*** Block opens ***
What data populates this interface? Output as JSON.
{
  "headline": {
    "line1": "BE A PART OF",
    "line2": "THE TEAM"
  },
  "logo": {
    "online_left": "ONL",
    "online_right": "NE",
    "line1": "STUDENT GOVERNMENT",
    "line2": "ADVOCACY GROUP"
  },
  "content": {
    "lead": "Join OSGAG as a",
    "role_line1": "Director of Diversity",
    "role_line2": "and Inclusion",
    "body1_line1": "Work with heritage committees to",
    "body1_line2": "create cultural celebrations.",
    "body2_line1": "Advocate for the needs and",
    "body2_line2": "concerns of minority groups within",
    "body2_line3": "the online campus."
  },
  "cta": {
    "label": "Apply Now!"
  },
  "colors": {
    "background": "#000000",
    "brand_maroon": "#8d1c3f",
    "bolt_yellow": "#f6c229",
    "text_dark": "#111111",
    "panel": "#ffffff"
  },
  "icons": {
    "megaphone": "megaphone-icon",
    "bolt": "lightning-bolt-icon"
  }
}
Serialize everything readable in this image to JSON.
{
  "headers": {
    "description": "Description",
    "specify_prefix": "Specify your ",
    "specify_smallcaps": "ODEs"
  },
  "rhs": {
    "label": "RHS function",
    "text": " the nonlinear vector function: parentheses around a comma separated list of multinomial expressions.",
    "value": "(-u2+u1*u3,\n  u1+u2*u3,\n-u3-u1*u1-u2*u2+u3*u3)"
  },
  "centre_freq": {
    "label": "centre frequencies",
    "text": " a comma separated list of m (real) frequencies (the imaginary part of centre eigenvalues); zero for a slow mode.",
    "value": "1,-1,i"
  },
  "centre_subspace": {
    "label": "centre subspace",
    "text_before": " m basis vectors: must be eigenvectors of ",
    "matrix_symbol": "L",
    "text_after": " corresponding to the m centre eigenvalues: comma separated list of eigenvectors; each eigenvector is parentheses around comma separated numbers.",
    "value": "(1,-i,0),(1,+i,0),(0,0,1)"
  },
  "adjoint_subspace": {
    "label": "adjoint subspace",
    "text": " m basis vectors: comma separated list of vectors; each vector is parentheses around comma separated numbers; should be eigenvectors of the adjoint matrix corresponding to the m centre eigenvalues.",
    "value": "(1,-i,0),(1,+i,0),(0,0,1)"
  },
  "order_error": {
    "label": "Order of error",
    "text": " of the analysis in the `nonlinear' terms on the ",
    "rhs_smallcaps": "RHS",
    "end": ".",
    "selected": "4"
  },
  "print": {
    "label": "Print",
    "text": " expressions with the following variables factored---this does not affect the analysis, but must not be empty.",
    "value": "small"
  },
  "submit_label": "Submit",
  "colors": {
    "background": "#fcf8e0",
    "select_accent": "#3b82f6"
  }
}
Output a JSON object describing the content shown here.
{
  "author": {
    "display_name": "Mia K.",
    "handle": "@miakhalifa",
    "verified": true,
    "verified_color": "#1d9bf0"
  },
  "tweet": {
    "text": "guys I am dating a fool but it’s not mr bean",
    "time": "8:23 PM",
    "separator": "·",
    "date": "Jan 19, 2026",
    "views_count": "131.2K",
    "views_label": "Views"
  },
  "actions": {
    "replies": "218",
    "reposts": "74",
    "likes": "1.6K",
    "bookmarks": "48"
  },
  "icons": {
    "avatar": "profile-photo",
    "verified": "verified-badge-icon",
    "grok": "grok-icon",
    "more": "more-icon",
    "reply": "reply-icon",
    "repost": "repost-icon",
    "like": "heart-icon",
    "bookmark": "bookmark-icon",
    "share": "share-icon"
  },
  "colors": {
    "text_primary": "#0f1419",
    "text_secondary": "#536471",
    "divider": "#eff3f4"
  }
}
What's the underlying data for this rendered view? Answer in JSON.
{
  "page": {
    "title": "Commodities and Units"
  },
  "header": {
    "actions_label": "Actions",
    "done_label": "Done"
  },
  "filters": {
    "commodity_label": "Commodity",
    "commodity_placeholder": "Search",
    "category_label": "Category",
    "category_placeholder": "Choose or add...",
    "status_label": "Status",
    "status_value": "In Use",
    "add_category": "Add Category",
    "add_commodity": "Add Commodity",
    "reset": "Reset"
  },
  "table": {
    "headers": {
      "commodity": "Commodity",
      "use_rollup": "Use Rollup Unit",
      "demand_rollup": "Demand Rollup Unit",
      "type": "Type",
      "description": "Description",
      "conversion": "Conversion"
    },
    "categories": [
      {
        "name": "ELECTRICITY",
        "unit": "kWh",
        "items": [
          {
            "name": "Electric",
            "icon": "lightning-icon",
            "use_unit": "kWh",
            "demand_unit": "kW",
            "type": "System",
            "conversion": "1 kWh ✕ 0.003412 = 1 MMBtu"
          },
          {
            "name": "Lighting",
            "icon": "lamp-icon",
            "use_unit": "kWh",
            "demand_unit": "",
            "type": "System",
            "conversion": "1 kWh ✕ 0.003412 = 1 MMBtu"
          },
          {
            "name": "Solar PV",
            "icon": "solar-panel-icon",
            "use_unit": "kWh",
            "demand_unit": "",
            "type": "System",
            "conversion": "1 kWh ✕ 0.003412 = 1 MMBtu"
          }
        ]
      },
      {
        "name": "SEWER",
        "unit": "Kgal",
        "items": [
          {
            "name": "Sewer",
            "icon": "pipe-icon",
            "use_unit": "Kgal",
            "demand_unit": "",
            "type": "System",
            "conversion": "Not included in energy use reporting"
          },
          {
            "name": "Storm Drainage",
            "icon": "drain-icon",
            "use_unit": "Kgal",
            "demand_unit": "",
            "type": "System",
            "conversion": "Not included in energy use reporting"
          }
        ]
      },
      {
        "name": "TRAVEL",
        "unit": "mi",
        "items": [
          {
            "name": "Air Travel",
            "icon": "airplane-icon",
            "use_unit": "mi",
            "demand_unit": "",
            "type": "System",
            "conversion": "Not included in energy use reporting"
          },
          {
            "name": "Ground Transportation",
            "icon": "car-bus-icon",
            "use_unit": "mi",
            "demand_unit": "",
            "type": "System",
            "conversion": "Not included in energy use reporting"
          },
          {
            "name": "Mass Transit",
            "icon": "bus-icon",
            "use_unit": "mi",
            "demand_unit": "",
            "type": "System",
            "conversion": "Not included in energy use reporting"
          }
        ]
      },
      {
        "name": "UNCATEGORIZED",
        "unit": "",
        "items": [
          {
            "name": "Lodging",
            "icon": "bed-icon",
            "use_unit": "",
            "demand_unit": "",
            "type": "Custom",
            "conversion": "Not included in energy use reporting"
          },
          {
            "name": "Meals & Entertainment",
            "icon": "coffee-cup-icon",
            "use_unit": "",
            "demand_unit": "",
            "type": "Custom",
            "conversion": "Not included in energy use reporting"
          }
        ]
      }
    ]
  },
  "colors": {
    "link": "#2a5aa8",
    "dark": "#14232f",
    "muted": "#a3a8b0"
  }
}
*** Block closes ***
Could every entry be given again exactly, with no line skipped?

__RESPONSE TO THIS TASK__
What data populates this interface? Output as JSON.
{
  "headline": {
    "line1": "BE A PART OF",
    "line2": "THE TEAM"
  },
  "logo": {
    "online_left": "ONL",
    "online_right": "NE",
    "line1": "STUDENT GOVERNMENT",
    "line2": "ADVOCACY GROUP"
  },
  "content": {
    "lead": "Join OSGAG as a",
    "role_line1": "Director of Diversity",
    "role_line2": "and Inclusion",
    "body1_line1": "Work with heritage committees to",
    "body1_line2": "create cultural celebrations.",
    "body2_line1": "Advocate for the needs and",
    "body2_line2": "concerns of minority groups within",
    "body2_line3": "the online campus."
  },
  "cta": {
    "label": "Apply Now!"
  },
  "colors": {
    "background": "#000000",
    "brand_maroon": "#8d1c3f",
    "bolt_yellow": "#f6c229",
    "text_dark": "#111111",
    "panel": "#ffffff"
  },
  "icons": {
    "megaphone": "megaphone-icon",
    "bolt": "lightning-bolt-icon"
  }
}
Serialize everything readable in this image to JSON.
{
  "headers": {
    "description": "Description",
    "specify_prefix": "Specify your ",
    "specify_smallcaps": "ODEs"
  },
  "rhs": {
    "label": "RHS function",
    "text": " the nonlinear vector function: parentheses around a comma separated list of multinomial expressions.",
    "value": "(-u2+u1*u3,\n  u1+u2*u3,\n-u3-u1*u1-u2*u2+u3*u3)"
  },
  "centre_freq": {
    "label": "centre frequencies",
    "text": " a comma separated list of m (real) frequencies (the imaginary part of centre eigenvalues); zero for a slow mode.",
    "value": "1,-1,i"
  },
  "centre_subspace": {
    "label": "centre subspace",
    "text_before": " m basis vectors: must be eigenvectors of ",
    "matrix_symbol": "L",
    "text_after": " corresponding to the m centre eigenvalues: comma separated list of eigenvectors; each eigenvector is parentheses around comma separated numbers.",
    "value": "(1,-i,0),(1,+i,0),(0,0,1)"
  },
  "adjoint_subspace": {
    "label": "adjoint subspace",
    "text": " m basis vectors: comma separated list of vectors; each vector is parentheses around comma separated numbers; should be eigenvectors of the adjoint matrix corresponding to the m centre eigenvalues.",
    "value": "(1,-i,0),(1,+i,0),(0,0,1)"
  },
  "order_error": {
    "label": "Order of error",
    "text": " of the analysis in the `nonlinear' terms on the ",
    "rhs_smallcaps": "RHS",
    "end": ".",
    "selected": "4"
  },
  "print": {
    "label": "Print",
    "text": " expressions with the following variables factored---this does not affect the analysis, but must not be empty.",
    "value": "small"
  },
  "submit_label": "Submit",
  "colors": {
    "background": "#fcf8e0",
    "select_accent": "#3b82f6"
  }
}
Output a JSON object describing the content shown here.
{
  "author": {
    "display_name": "Mia K.",
    "handle": "@miakhalifa",
    "verified": true,
    "verified_color": "#1d9bf0"
  },
  "tweet": {
    "text": "guys I am dating a fool but it’s not mr bean",
    "time": "8:23 PM",
    "separator": "·",
    "date": "Jan 19, 2026",
    "views_count": "131.2K",
    "views_label": "Views"
  },
  "actions": {
    "replies": "218",
    "reposts": "74",
    "likes": "1.6K",
    "bookmarks": "48"
  },
  "icons": {
    "avatar": "profile-photo",
    "verified": "verified-badge-icon",
    "grok": "grok-icon",
    "more": "more-icon",
    "reply": "reply-icon",
    "repost": "repost-icon",
    "like": "heart-icon",
    "bookmark": "bookmark-icon",
    "share": "share-icon"
  },
  "colors": {
    "text_primary": "#0f1419",
    "text_secondary": "#536471",
    "divider": "#eff3f4"
  }
}
What's the underlying data for this rendered view? Answer in JSON.
{
  "page": {
    "title": "Commodities and Units"
  },
  "header": {
    "actions_label": "Actions",
    "done_label": "Done"
  },
  "filters": {
    "commodity_label": "Commodity",
    "commodity_placeholder": "Search",
    "category_label": "Category",
    "category_placeholder": "Choose or add...",
    "status_label": "Status",
    "status_value": "In Use",
    "add_category": "Add Category",
    "add_commodity": "Add Commodity",
    "reset": "Reset"
  },
  "table": {
    "headers": {
      "commodity": "Commodity",
      "use_rollup": "Use Rollup Unit",
      "demand_rollup": "Demand Rollup Unit",
      "type": "Type",
      "description": "Description",
      "conversion": "Conversion"
    },
    "categories": [
      {
        "name": "ELECTRICITY",
        "unit": "kWh",
        "items": [
          {
            "name": "Electric",
            "icon": "lightning-icon",
            "use_unit": "kWh",
            "demand_unit": "kW",
            "type": "System",
            "conversion": "1 kWh ✕ 0.003412 = 1 MMBtu"
          },
          {
            "name": "Lighting",
            "icon": "lamp-icon",
            "use_unit": "kWh",
            "demand_unit": "",
            "type": "System",
            "conversion": "1 kWh ✕ 0.003412 = 1 MMBtu"
          },
          {
            "name": "Solar PV",
            "icon": "solar-panel-icon",
            "use_unit": "kWh",
            "demand_unit": "",
            "type": "System",
            "conversion": "1 kWh ✕ 0.003412 = 1 MMBtu"
          }
        ]
      },
      {
        "name": "SEWER",
        "unit": "Kgal",
        "items": [
          {
            "name": "Sewer",
            "icon": "pipe-icon",
            "use_unit": "Kgal",
            "demand_unit": "",
            "type": "System",
            "conversion": "Not included in energy use reporting"
          },
          {
            "name": "Storm Drainage",
            "icon": "drain-icon",
            "use_unit": "Kgal",
            "demand_unit": "",
            "type": "System",
            "conversion": "Not included in energy use reporting"
          }
        ]
      },
      {
        "name": "TRAVEL",
        "unit": "mi",
        "items": [
          {
            "name": "Air Travel",
            "icon": "airplane-icon",
            "use_unit": "mi",
            "demand_unit": "",
            "type": "System",
            "conversion": "Not included in energy use reporting"
          },
          {
            "name": "Ground Transportation",
            "icon": "car-bus-icon",
            "use_unit": "mi",
            "demand_unit": "",
            "type": "System",
            "conversion": "Not included in energy use reporting"
          },
          {
            "name": "Mass Transit",
            "icon": "bus-icon",
            "use_unit": "mi",
            "demand_unit": "",
            "type": "System",
            "conversion": "Not included in energy use reporting"
          }
        ]
      },
      {
        "name": "UNCATEGORIZED",
        "unit": "",
        "items": [
          {
            "name": "Lodging",
            "icon": "bed-icon",
            "use_unit": "",
            "demand_unit": "",
            "type": "Custom",
            "conversion": "Not included in energy use reporting"
          },
          {
            "name": "Meals & Entertainment",
            "icon": "coffee-cup-icon",
            "use_unit": "",
            "demand_unit": "",
            "type": "Custom",
            "conversion": "Not included in energy use reporting"
          }
        ]
      }
    ]
  },
  "colors": {
    "link": "#2a5aa8",
    "dark": "#14232f",
    "muted": "#a3a8b0"
  }
}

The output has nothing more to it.